» **WHAT IS REQUIRED**
Output all entries exactly as they appear and skip the pictures.

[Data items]
_ _ _ _ _

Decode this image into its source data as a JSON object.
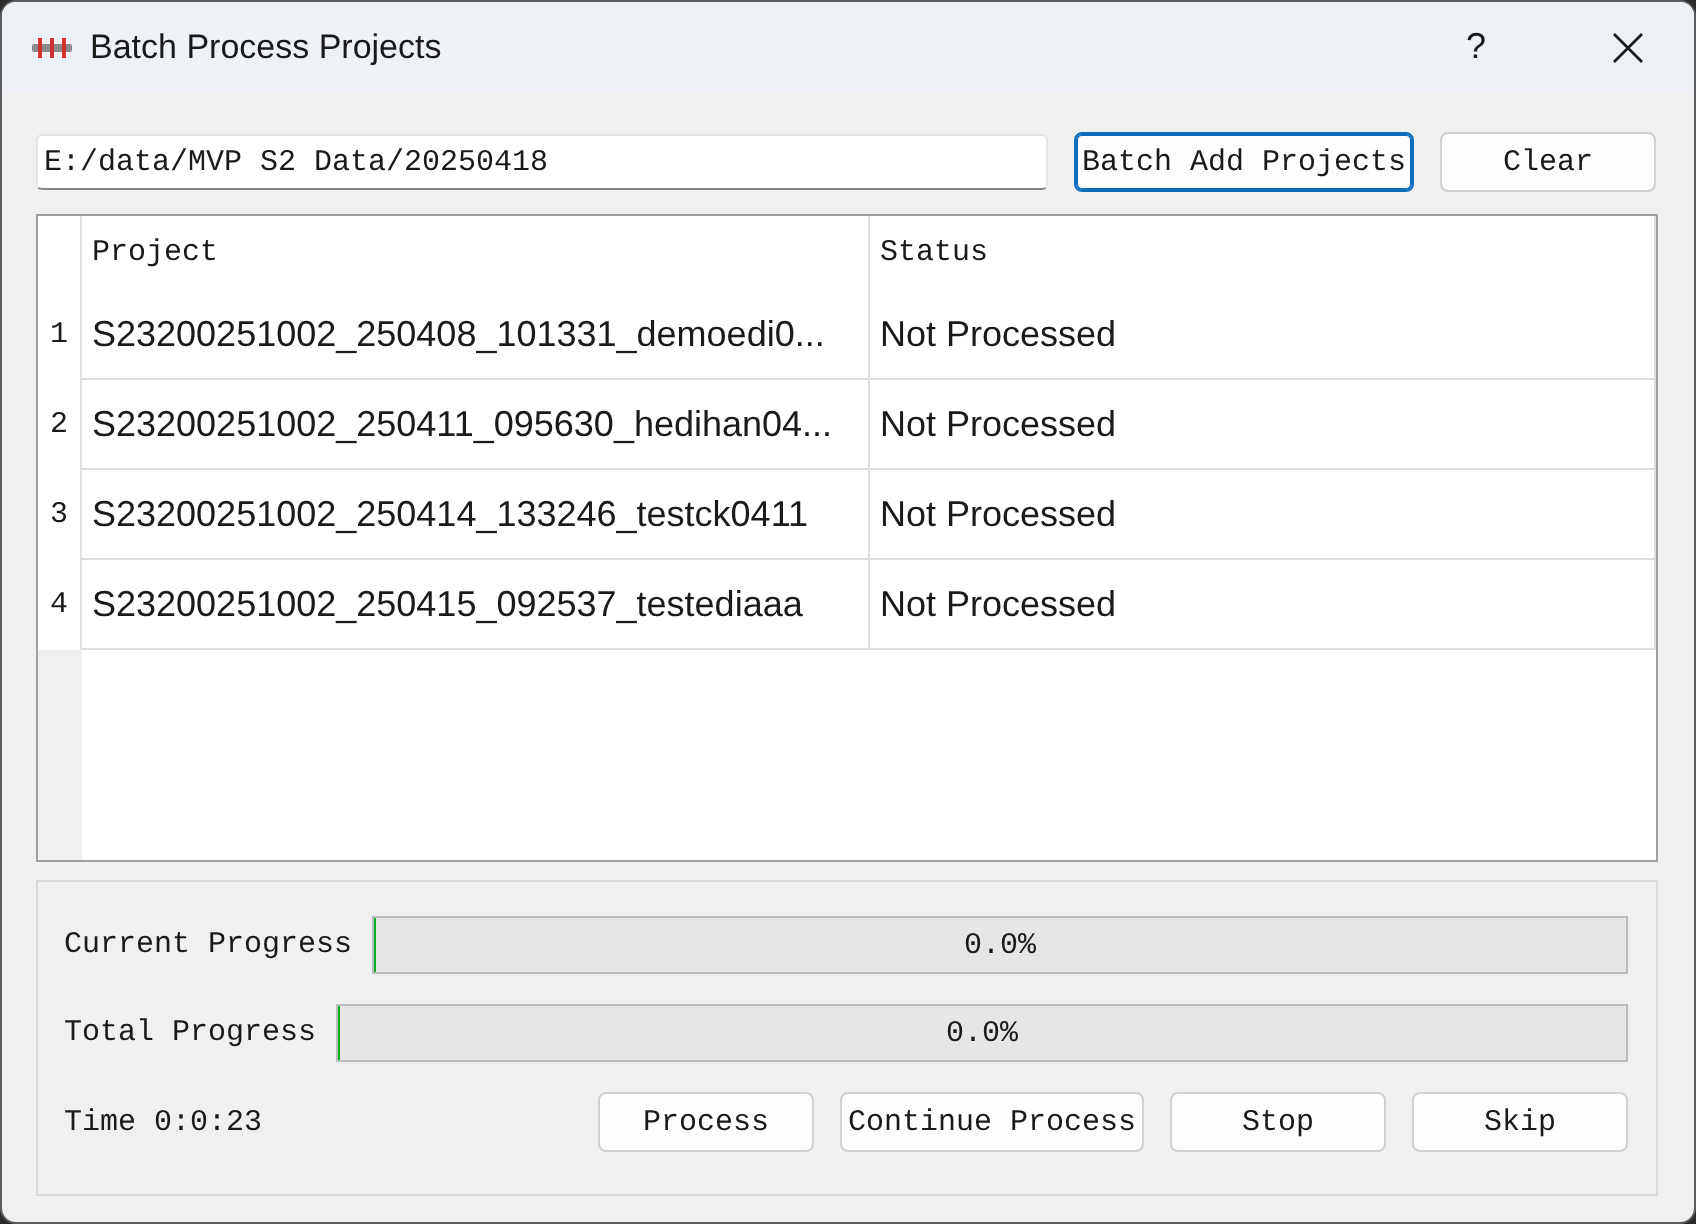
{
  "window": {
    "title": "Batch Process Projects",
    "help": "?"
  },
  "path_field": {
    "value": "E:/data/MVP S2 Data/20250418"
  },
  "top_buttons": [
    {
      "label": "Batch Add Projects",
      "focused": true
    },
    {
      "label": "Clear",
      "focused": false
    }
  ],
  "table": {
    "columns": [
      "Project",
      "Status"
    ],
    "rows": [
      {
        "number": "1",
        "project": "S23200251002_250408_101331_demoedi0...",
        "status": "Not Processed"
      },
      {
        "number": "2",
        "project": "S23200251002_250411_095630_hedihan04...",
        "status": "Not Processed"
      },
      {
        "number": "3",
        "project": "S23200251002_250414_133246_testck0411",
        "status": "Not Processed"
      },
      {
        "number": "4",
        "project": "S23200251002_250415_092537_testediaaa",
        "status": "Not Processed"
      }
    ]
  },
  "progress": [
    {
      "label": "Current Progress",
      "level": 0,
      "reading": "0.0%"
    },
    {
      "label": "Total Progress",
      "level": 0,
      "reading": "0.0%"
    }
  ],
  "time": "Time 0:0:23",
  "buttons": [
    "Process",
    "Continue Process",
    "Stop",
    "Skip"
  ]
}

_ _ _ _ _

» **SOLVED PROBLEM**
Decode this image into its source data as a JSON object.
{
  "window": {
    "title": "Batch Process Projects",
    "help": "?"
  },
  "path_field": {
    "value": "E:/data/MVP S2 Data/20250418"
  },
  "top_buttons": [
    {
      "label": "Batch Add Projects",
      "focused": true
    },
    {
      "label": "Clear",
      "focused": false
    }
  ],
  "table": {
    "columns": [
      "Project",
      "Status"
    ],
    "rows": [
      {
        "number": "1",
        "project": "S23200251002_250408_101331_demoedi0...",
        "status": "Not Processed"
      },
      {
        "number": "2",
        "project": "S23200251002_250411_095630_hedihan04...",
        "status": "Not Processed"
      },
      {
        "number": "3",
        "project": "S23200251002_250414_133246_testck0411",
        "status": "Not Processed"
      },
      {
        "number": "4",
        "project": "S23200251002_250415_092537_testediaaa",
        "status": "Not Processed"
      }
    ]
  },
  "progress": [
    {
      "label": "Current Progress",
      "level": 0,
      "reading": "0.0%"
    },
    {
      "label": "Total Progress",
      "level": 0,
      "reading": "0.0%"
    }
  ],
  "time": "Time 0:0:23",
  "buttons": [
    "Process",
    "Continue Process",
    "Stop",
    "Skip"
  ]
}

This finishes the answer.